Contested divorces are those in which the spouses disagree on one or more issues, such as:

  • allegations stated in the grounds for divorce,
  • custody,
  • parenting time (visitation),
  • child support,
  • alimony,
  • equitable distribution (splitting of assets and/or debts), or
  • other matters.

After both Plaintiff and Defendant have filed their papers with the court, court staff will schedule any necessary conferences or other court events such as:

  • Case management conferences
  • Custody and parenting time mediation
  • Parent Education Workshop
  • Matrimonial Early Settlement Panel and/or Economic Mediation
  • Discovery, which is the exchange of documents and information that the parties will use in court

The goal of these court events is to give the couple opportunities to settle as many issues between themselves as possible, rather than having the judge decide each issue. Couples are encouraged to try to develop a joint property settlement agreement if at all possible.

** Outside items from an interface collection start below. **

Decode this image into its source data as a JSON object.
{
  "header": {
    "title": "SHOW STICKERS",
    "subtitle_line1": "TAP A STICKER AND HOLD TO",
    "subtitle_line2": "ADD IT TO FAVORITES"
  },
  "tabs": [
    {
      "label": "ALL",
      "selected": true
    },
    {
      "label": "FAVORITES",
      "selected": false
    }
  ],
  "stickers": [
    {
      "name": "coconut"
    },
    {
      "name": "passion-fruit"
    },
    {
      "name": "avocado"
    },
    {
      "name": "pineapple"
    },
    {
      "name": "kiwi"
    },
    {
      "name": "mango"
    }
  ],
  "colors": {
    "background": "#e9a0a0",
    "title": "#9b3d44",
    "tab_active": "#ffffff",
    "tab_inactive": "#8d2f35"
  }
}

Court staff will advise when additional paperwork is required, such as a:

  • Case Information Statement, which has details about assets, liabilities, income, and expenses; or
  • Custody/Parenting Time Plan, for cases with children.

Contested Divorce Timeline and Costs

Depending on how complex and contested the divorce is, it could take serval months to complete. The specific timeline depends on factors in each individual case. Similarly, costs will depend on the nature of the case.

For contested divorces, it is recommended that each spouse get their own attorney in order to better understand their rights and responsibilities.

Uncontested divorces are those in which both spouses agree that they want to dissolve their marriage.

In most instances, the court process for uncontested divorces can be completed in a much shorter time than for contested divorces.

To file for an uncontested divorce:

  1. Plaintiff should notify the court when filing that the divorce is uncontested. All forms and the $300 filing fee are still required.
  2. Defendant should file an Appearance form stating that the defendant does not contest the divorce, but is prepared to appear before the court on whatever issues the two spouses will be resolving in the divorce. The $175 filing fee is still required.
  3. The couple will prepare a joint property settlement agreement that includes plans for custody, parenting time, child support, alimony, equitable distribution, and any other financial matters. The agreement must be signed by both parties and notarized. The court will accept the agreement and make it a part of the divorce order when the divorce is granted.